The President of the Senate and the Chief Secretary were then also qualified by the Hon. James E. Broome.
On motion of Mr. Haughton the rules of the Senate of the last Legislative Council were adopted for the present government of the Senate, and a committee of three was appointed to draft others for the government of the Senate during its present session.
Messrs. Haughton, Mays and Wright, were appointed that Com. mittee.
Mr. Walker offered the following resolution :
Resolved, That a Committee of five be appointed to report resolutions expressing the regret of the Senate at the intelligence received this morning of the death of General Jackson, that this motion be adopted unanimously by the Senators rising from their seats; that the Senate adjourn until 4 o'clock, P. M., in order that the Com. mittee might have time to report; and that no further business be transacted to-day by the Senate after acting on the resolutions to be reported.
Which resolution was adopted accordingly by the Senators all standing.
Messrs. Walker, Haughton, Ilawkins, Center and Carter were appointed that committee.
The Senate adjourned until 4 o'clock, P. M.
4 o'CLOCK, P. M. Mr. Walker, from the select committee appointed to report resolutions expressive of the regret of the Senate at the death of General Jackson, made the following report, which was received unanimous. ly:
The committee appointed to draft resolutions expressive of the feelings of this body on receipt of the intelligence of the death of Gen. Jackson, respectfully
REPORT: That the task assigned them is one which it is impossible for them adequately to perform. To express in words the deep grief which every patriot heart must feel on this melancholy occasion, is impos. sible. No matter to what political party we may belong, when we remember that we enjoy the rights and privileges of American free. men, we cannot fail to experience the deepest grief on hearing of the death of the illustrious man who has done perhaps more than any other since the days of Washington to sustain those rights—to continue to us those privileges, and to enable us to hand them down to our posterity unimpaired, as we received them from our ancestors.

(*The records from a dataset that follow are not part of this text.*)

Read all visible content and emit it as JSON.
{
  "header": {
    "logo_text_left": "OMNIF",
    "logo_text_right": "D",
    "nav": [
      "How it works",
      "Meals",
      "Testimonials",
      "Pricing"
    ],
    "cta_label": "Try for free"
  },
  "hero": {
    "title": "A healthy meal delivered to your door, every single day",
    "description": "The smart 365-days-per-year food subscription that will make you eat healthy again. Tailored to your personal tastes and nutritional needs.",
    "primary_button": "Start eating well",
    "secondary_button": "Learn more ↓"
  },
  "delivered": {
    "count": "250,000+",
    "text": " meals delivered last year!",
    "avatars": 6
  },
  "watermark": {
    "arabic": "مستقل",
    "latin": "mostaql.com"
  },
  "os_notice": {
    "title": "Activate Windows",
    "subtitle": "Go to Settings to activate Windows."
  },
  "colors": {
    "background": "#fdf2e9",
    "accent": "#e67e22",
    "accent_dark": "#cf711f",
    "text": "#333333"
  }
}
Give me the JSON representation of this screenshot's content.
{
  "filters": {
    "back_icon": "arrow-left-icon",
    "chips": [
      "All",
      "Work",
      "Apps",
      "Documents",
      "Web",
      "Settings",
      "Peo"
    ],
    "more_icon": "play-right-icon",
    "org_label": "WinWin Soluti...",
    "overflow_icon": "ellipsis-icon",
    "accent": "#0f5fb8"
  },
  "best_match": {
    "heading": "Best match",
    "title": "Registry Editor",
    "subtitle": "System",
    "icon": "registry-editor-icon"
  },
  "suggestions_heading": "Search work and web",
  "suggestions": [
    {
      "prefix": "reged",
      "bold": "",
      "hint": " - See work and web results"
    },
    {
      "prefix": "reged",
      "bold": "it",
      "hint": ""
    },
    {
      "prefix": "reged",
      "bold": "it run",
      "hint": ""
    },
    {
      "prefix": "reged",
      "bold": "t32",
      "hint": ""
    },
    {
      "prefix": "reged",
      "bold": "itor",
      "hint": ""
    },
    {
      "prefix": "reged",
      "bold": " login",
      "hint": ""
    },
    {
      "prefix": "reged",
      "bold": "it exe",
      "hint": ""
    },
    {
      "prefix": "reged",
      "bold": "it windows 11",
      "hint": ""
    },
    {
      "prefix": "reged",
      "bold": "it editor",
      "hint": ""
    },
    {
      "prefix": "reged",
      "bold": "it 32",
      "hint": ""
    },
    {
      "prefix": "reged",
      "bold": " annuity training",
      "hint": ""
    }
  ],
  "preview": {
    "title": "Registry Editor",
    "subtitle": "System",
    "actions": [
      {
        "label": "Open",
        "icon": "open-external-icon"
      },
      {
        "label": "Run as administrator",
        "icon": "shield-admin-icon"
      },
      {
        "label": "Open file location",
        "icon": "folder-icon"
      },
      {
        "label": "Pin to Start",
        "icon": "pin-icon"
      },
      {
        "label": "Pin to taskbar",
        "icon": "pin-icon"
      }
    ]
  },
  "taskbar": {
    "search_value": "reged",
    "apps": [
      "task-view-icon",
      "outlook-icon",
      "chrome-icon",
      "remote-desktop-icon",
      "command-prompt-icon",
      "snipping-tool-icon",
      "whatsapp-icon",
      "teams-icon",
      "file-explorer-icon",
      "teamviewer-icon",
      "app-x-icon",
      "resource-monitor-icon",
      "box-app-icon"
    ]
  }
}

No matter to what part of the long and glorious career of that illustrious citizen the committee turn their attention, they still see so much that is patriotic, wise and great, that their grief for his death is more and more enhanced as they contemplate the subject. Shall we view him in his boyish days? We find him at the tender age of 14 leaving, his widowed mother's roof, to go and battle against the enemies of his country. Shall we view him as a prisoner at that early age? We find him prefering to suffer death rather than sub. mit to any indignity unbecoming an American prisoner. Shall we view him in early manhood? We find him by diligent study and application making amends for the deficiencies in his early educa. tion, occasioned by his active exertions in the field. We will find him a little while after, entering boldly and successfully on the practice of the law, and by his talents, integrity and firmness gaining the confidence and esteem of his new friends in the State of Tennessee, where he had located himself. A little while, and we find him again in the field repelling the savage foe from the frontiers of his adopted State. Yet a little longer and we find him a distinguished member of the Senate of the United States. Shall we view him when the second war of independence is raging! We find him a Major General in the army of the United States, and closing that war in a blaze of glory at the battle of New Orleans.
Shall we observe him again? He is President of the United States of America, preserving an honorable peace with all nations -paying off the entire national debt; but more and most of all by his wisdom, justice and firmness, preserving the integrity of this glo. rious confederacy of States.
Deep as must be the grief of the whole American people, ours, as